====== Supplied data ======
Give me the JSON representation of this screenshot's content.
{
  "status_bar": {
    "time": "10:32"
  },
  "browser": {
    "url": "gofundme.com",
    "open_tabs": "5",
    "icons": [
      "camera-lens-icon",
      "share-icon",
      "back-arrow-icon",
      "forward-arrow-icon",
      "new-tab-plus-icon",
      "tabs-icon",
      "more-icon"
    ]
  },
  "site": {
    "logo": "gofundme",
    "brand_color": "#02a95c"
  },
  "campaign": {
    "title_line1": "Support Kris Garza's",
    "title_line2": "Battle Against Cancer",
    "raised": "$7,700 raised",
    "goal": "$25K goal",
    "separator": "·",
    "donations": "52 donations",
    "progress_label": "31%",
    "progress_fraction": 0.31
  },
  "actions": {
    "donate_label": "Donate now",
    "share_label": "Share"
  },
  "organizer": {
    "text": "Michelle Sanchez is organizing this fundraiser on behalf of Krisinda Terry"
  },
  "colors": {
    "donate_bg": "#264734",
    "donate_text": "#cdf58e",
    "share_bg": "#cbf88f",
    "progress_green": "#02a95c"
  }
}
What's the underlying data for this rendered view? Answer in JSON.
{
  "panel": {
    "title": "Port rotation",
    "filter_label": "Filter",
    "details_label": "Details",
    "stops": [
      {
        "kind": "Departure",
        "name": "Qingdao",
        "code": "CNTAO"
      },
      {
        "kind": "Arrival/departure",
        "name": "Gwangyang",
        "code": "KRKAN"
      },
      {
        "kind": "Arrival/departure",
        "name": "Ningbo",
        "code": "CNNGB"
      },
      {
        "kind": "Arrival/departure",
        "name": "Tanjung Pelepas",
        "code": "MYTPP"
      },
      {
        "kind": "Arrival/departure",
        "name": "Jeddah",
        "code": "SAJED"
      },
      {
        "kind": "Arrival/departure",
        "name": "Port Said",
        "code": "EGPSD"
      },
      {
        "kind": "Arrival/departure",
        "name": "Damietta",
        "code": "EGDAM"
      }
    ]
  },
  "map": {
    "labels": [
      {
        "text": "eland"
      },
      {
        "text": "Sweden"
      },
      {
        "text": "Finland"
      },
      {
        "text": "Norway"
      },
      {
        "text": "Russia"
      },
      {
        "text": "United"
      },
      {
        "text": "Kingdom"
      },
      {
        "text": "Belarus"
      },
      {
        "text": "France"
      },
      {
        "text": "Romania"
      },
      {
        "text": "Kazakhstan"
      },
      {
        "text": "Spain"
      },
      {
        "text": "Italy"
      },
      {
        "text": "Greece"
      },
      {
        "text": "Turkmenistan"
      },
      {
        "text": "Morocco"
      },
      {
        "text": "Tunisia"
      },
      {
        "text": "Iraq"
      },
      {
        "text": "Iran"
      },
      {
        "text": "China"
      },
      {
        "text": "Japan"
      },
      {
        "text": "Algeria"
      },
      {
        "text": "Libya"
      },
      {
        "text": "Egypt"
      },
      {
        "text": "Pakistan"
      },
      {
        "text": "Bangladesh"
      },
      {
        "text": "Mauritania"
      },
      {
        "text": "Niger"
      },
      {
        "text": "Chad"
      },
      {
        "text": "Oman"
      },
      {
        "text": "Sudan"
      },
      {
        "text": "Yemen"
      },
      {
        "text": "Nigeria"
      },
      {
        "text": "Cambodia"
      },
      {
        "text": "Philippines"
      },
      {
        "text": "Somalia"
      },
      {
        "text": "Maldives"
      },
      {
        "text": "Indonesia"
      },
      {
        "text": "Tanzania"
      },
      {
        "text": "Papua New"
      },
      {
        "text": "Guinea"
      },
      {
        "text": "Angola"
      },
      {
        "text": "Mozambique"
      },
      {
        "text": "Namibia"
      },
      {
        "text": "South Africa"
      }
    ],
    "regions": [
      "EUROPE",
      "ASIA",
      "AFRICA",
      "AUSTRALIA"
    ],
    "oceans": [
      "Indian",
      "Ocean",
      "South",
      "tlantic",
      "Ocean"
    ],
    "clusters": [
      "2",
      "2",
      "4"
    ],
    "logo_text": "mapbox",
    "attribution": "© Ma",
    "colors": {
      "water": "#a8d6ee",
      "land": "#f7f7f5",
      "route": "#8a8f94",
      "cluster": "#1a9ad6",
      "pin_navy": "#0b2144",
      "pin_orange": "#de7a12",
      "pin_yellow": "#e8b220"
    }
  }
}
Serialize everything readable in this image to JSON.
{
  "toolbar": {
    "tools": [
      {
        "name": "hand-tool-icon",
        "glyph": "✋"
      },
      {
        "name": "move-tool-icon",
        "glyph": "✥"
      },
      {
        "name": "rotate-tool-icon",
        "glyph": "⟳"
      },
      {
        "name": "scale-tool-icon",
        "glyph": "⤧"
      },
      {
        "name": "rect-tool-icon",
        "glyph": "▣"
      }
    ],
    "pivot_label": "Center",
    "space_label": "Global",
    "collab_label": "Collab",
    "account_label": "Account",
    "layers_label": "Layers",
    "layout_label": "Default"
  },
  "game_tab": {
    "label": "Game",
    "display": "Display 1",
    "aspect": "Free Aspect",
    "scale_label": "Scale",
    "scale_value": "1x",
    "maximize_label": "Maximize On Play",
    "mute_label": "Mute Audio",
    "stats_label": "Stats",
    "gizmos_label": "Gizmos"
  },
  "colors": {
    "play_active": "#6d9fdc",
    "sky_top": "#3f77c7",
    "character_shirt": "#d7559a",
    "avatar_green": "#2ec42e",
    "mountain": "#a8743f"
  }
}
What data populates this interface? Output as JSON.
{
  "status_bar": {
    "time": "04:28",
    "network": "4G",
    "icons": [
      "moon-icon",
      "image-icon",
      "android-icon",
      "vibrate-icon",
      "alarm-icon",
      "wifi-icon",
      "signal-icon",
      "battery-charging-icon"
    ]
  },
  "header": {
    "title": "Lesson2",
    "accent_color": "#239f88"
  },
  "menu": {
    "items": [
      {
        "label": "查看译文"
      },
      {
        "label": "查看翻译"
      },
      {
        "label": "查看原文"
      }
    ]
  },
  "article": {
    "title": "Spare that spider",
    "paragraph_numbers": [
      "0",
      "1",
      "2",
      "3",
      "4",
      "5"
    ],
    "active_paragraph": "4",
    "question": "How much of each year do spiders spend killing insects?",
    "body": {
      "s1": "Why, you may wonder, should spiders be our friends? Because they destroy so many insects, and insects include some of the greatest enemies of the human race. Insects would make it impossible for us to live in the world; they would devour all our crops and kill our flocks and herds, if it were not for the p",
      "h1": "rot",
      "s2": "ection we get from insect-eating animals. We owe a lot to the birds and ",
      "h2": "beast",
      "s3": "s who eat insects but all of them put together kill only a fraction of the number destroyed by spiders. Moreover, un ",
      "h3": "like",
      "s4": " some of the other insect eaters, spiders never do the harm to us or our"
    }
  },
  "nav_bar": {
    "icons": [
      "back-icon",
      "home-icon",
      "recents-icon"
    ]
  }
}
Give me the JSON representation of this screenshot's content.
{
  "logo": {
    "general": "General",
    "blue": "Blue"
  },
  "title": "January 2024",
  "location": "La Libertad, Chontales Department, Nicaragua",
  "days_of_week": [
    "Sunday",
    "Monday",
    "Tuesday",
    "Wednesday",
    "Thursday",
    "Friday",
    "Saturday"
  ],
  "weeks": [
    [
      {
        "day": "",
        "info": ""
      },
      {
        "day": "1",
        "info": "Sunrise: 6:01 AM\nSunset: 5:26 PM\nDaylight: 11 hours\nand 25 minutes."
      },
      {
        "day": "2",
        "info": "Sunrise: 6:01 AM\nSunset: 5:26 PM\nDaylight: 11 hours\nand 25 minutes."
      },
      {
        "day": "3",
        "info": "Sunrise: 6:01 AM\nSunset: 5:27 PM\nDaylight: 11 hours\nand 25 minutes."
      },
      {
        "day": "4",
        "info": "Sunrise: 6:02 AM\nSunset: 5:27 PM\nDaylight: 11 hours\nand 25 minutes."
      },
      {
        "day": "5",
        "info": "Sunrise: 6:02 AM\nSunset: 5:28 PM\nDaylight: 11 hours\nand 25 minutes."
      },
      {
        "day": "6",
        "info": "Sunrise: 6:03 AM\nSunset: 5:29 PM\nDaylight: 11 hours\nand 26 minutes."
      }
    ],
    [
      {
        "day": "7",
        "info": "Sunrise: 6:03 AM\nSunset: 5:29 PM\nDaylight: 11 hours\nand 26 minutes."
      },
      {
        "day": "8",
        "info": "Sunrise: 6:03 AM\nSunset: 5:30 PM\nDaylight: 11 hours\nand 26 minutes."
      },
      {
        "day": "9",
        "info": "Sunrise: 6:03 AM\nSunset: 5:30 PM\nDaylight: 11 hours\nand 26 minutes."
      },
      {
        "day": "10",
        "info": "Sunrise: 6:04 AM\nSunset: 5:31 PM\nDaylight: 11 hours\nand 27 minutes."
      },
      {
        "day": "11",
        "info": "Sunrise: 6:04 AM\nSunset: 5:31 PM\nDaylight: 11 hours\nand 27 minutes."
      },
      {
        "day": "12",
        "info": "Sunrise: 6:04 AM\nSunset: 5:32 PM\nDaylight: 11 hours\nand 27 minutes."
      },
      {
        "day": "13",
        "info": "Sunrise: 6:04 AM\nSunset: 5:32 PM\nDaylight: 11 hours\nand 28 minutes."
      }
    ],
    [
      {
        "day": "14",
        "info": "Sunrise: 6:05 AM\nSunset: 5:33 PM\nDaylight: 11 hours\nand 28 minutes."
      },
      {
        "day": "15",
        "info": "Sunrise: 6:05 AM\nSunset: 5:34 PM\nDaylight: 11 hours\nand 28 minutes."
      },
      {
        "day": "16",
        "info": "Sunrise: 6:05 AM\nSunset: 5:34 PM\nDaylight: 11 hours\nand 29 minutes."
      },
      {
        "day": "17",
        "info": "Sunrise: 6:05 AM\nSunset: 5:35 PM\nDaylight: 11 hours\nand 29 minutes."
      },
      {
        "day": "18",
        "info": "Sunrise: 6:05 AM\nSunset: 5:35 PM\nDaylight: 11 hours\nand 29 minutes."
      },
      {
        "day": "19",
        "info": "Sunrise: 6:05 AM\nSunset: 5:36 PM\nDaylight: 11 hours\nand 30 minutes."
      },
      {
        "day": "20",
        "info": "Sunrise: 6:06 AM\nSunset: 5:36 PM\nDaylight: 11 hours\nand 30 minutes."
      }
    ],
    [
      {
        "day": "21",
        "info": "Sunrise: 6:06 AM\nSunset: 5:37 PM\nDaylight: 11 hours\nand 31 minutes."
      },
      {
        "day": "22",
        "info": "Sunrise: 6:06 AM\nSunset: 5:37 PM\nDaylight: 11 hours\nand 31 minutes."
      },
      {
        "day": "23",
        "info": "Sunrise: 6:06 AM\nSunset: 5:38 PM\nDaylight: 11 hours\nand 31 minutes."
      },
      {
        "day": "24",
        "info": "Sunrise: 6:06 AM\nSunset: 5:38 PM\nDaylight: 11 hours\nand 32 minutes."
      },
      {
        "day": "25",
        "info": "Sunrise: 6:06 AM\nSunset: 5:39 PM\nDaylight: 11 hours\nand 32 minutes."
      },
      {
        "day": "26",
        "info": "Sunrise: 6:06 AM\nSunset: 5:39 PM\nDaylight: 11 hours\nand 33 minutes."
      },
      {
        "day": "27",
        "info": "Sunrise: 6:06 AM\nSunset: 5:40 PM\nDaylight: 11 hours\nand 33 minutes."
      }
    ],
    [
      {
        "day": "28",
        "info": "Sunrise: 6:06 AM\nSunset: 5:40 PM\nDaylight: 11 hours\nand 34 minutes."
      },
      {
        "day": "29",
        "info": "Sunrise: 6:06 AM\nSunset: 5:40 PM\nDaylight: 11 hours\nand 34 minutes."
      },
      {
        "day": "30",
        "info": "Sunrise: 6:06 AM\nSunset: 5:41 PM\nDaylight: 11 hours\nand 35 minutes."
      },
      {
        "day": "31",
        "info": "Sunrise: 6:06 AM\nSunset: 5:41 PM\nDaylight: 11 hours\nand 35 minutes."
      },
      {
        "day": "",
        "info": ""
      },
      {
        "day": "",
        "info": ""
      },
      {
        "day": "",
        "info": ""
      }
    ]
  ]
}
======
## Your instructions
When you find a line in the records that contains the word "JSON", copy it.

## Response area
Give me the JSON representation of this screenshot's content.
What's the underlying data for this rendered view? Answer in JSON.
Serialize everything readable in this image to JSON.
What data populates this interface? Output as JSON.
Give me the JSON representation of this screenshot's content.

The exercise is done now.